This month I attended the ODN Europe conference whose theme was OD in Action: Influence & Impact. One of the most fascinating Open Space sessions was about Diversity and Inclusion and whether and how D&I could be approached from an OD/Change perspective.
I DO believe that Diversity is about changing the way we lead and do business; it’s about culture change. Diversity is not a philosophy or theology. It’s not a CSR (Corporate Social Responsibility) issue. It’s not a human resource initiative. It’s a business issue. Therefore, changes must be made to business processes including how we attract, develop & retain talent. Changes must be made within the Leadership team. Indeed, organisational culture change must take place.
The first thing an organisation needs to do is to review its business processes. Especially those used to attract, develop and retain talent. For instance, many organisations have adopted a strengths-based recruitment process. CAPP (Centre for Application of Positive Psychology) has gathered data on the ways in which a strengths-based approach to recruitment and assessment ensures a diverse range of applicants and recruits. Their research has found that focusing on strengths instead of experience, ensures that candidates from socially and demographically diverse backgrounds are not disadvantaged on the basis of not having had the same amount and type of education & experience.
It also ensures gender balance. Their data suggests that there are no significant differences between the strengths of males and females. Using a strength-based interview process means that organisations aren’t focusing on hiring based on stereotypically masculine competencies or values. This is one example of a process that could be improved to drive greater diversity.
The second thing an organisation needs to do is to it train Leaders & Managers on leader practice that make the biggest difference between success and failure in implementing high magnitude change as outlined in the book, Sustaining Change: Leadership that Works by Rowland & Higgs. To implement strategies that drive greater inclusion leaders must change ‘hearts and minds’. In particular, male, middle managers are the linchpin. By learning change leadership practices, these leaders can be real advocates for change and help their teams co-create a different future state.
The final thing an organisation needs to do is introduce a culture where everyone can bring their wholeness to work. This is a concept espoused by Frederick Laloux, author of Reinventing Organisations.
Laloux says “Historically, organisations have always been places where people showed up wearing a mask… people often feel they have to shut out part of who they are when they dress for work in the morning…They require us to show a masculine resolve, to display determination and strength, and to hide doubts and vulnerability.”
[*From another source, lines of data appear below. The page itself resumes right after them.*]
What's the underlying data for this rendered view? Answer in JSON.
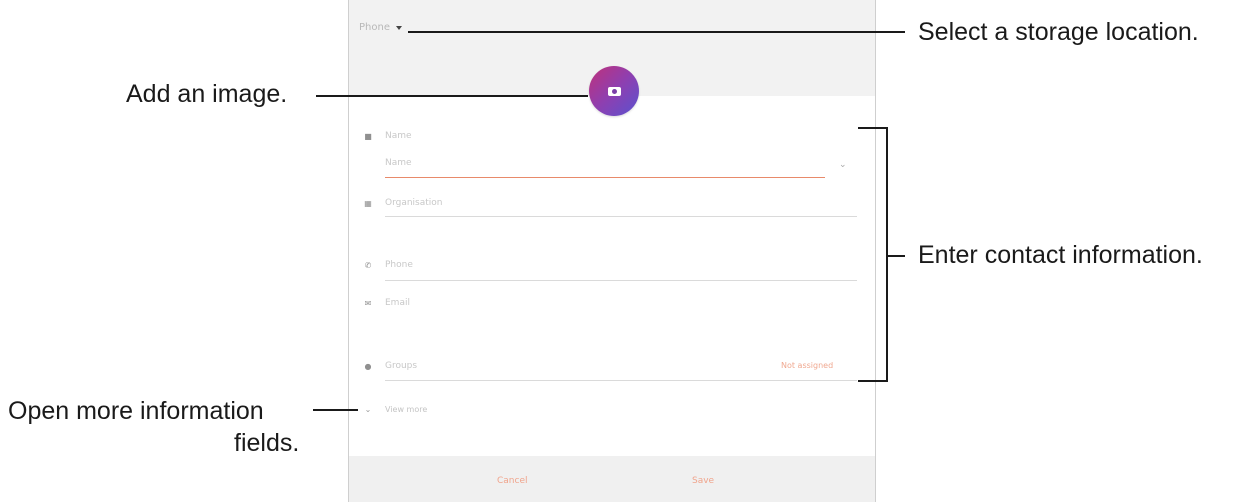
{
  "callouts": {
    "storage": "Select a storage location.",
    "image": "Add an image.",
    "contact": "Enter contact information.",
    "more_line1": "Open more information",
    "more_line2": "fields."
  },
  "screen": {
    "storage_label": "Phone",
    "fields": {
      "name": "Name",
      "name_sub": "Name",
      "organization": "Organisation",
      "phone": "Phone",
      "email": "Email",
      "groups": "Groups",
      "groups_action": "Not assigned"
    },
    "view_more": "View more",
    "cancel": "Cancel",
    "save": "Save"
  },
  "colors": {
    "accent": "#e88a6a",
    "avatar_gradient_start": "#c0317a",
    "avatar_gradient_end": "#5a52cf"
  }
}
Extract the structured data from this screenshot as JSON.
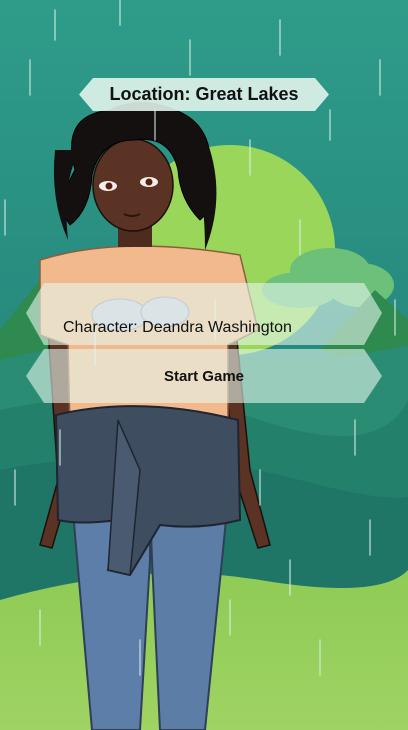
{
  "location": {
    "label": "Location: Great Lakes"
  },
  "character": {
    "label": "Character: Deandra Washington"
  },
  "start_button": {
    "label": "Start Game"
  },
  "colors": {
    "sky_top": "#2f9c8a",
    "sky_bottom": "#1f7d74",
    "sun": "#9bd85a",
    "hills_front": "#8cc653",
    "panel_fill": "#e6f6ee",
    "skin": "#5a3324",
    "hair": "#141010",
    "shirt": "#f2b98c",
    "jacket": "#3f4d61",
    "jeans": "#5c7ea8"
  }
}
Laloux then goes on to explain that teal organisations have developed a consistent set of practices that let their people “bring all of who they are to work” – including the “emotional, intuitive and spiritual parts of ourselves.”
In recent years, research from the field of positive psychology provides scientific proof that being able to use our unique strengths brings benefits. The research shows that employees who use their strengths have higher levels of energy and vitality, experience less stress, are more resilient, are more likely to achieve their goal, and perform better at work. So Inclusion – valuing individual strengths – drives performance. Especially when you throw away the job descriptions & role profiles and let teams design how to deliver results based on individual and team strengths.
Practices & Processes. Leadership. Organisational Culture. All three things need to be addressed.
All three levers must be pulled in order to affect change. Building a truly inclusive culture is a large-scale change and requires a systemic approach to Diversity & Inclusion.
Want to have a huge impact on productivity and levels of happiness? Re-frame D&I from a Talent Programme to a Change Programme.
Michelle Brailsford is a Diversity & Inclusion expert and, with other members of The Change Maker Group, can support your change programmes. Subscribe for more insight, ideas and inspiration on making change happen…